No violence required.
And so, it seems, the kindling has not been cleared.
Of course, its against that backdrop that events like the death of unarmed black teens such as Trayvon Martin, Jordan Davis and Renesha McBride have entered the national consciousness. It's on that social and economic landscape that names like Eric Garner and Michael Brown have become known. Now, a stream of police officers have been caught — on tape — engaged in activities that many Americans see as abusive. It's in a country where all of these things had happened that a gunman recently entered a Charleston, S.C., church and shot and killed nine people reportedly in hopes of igniting a race war.
Now, after a series of what can only be described as racial disasters, America has apparently been confronted with a state of often-ignored social realities — the kindling.

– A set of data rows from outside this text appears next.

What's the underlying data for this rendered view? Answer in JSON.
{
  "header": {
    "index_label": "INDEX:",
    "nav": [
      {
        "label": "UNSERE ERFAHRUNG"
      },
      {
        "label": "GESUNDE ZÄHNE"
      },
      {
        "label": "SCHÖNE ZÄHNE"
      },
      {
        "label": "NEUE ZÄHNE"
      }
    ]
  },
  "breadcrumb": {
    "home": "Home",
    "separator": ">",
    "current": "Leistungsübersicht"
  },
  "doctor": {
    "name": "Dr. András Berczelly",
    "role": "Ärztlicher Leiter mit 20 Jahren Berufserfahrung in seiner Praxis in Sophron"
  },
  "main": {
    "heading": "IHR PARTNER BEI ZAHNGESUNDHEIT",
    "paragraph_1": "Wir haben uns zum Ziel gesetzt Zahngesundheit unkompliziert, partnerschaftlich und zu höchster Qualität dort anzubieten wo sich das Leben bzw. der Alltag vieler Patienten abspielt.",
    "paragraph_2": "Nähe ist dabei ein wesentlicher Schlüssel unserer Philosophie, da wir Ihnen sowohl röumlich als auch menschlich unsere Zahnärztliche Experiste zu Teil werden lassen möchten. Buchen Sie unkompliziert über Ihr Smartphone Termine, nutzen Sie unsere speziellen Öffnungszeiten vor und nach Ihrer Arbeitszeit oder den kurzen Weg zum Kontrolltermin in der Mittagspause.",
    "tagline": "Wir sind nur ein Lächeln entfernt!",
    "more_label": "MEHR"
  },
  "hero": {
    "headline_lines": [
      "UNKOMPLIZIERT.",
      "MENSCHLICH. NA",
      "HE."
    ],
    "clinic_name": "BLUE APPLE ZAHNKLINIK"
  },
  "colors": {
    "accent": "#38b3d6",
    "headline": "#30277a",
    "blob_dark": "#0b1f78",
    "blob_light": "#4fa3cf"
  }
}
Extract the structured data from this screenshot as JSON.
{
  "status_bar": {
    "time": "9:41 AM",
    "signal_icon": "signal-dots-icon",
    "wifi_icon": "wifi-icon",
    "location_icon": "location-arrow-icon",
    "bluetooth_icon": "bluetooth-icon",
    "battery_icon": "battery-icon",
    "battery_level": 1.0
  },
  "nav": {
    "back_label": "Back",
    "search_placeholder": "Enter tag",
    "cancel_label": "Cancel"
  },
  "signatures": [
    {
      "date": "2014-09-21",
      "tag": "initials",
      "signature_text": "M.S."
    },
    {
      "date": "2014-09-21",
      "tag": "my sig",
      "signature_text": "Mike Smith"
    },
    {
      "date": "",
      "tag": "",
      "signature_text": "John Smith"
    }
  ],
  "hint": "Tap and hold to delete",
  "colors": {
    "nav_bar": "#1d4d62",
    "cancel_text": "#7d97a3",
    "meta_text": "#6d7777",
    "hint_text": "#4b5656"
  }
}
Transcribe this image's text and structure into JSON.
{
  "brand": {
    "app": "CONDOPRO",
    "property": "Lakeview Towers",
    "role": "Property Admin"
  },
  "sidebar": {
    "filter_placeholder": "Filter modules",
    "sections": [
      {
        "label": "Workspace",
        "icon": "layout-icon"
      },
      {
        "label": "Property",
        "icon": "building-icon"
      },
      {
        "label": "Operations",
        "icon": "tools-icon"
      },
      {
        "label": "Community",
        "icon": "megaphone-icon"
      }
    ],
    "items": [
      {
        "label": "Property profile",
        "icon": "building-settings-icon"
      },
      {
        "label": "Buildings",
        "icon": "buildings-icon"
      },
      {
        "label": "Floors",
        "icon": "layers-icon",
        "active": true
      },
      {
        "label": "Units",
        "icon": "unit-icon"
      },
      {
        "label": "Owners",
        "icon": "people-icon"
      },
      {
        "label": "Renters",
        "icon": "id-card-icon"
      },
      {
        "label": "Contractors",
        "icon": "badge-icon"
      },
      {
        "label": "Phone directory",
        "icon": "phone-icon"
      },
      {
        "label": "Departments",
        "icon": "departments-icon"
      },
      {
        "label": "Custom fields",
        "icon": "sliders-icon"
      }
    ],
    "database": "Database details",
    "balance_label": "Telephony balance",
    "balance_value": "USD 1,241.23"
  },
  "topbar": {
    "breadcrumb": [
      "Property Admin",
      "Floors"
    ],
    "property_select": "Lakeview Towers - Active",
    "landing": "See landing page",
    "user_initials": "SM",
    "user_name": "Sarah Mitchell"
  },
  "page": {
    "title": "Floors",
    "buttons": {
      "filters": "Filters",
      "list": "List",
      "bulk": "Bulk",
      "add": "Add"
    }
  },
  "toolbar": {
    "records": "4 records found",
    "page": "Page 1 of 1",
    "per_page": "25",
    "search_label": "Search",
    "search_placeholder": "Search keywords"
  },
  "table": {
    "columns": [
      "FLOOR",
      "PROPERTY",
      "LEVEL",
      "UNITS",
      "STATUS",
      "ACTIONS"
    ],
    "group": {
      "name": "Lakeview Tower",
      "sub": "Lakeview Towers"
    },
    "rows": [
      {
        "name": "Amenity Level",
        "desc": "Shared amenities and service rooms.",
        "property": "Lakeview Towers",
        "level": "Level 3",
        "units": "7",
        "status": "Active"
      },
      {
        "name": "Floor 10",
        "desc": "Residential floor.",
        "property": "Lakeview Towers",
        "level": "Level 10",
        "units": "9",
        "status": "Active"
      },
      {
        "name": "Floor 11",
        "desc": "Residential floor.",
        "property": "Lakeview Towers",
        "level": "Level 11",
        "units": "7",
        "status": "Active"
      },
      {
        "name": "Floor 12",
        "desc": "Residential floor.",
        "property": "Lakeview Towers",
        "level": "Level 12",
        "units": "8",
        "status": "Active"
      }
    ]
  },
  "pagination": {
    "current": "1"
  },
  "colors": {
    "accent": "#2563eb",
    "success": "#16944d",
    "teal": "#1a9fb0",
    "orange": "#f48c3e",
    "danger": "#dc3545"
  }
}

What evidence do we have of that?
In May 2014, just before the shooting death of Brown in Ferguson, Mo., just 33 percent of Americans described race relations as generally bad in that same New York Times/CBS News poll. Just 27 percent of white Americans felt that way, versus 46 percent of African Americans.
Then, in August, officer Darren Wilson shot and killed Brown, igniting unrest in the heavily black St. Louis suburb. By the end of that month, the number of whites who viewed race relations as bad jumped from 27 percent to 41 percent. Black Americans stayed about the same, with close to half saying they were bad.
Since then, those figures have climbed steadily among black Americans and oscillated among whites. But, it's another poll — one released by Gallup on Monday — that reveals something even more telling. That litany of racial disasters and cataclysmic events that drew global attention to American racial affairs seems to have produced no quantifiable change in the way that African Americans view their lives in the United States.
Last month, the Gallup poll found black Americans were no more likely to report having been mistreated by the police than they were were in 2013 or in previous surveys, dating back to 1997.
So then, how does this all connect to Obama? Why does he — one president in 43 — remain so central to so many of our assessments of race relations?
Ultimately the answer might lie in Obama's own words. In 2004, when Obama was just a Senate candidate from Illinois delivering the Democratic Convention keynote speech, he described an America in which many people want very much to believe.
"There's not a black America and white America and Latino America and Asian America; there's the United States of America," he said.
That ideal, it seems, has been very difficult to turn into a reality.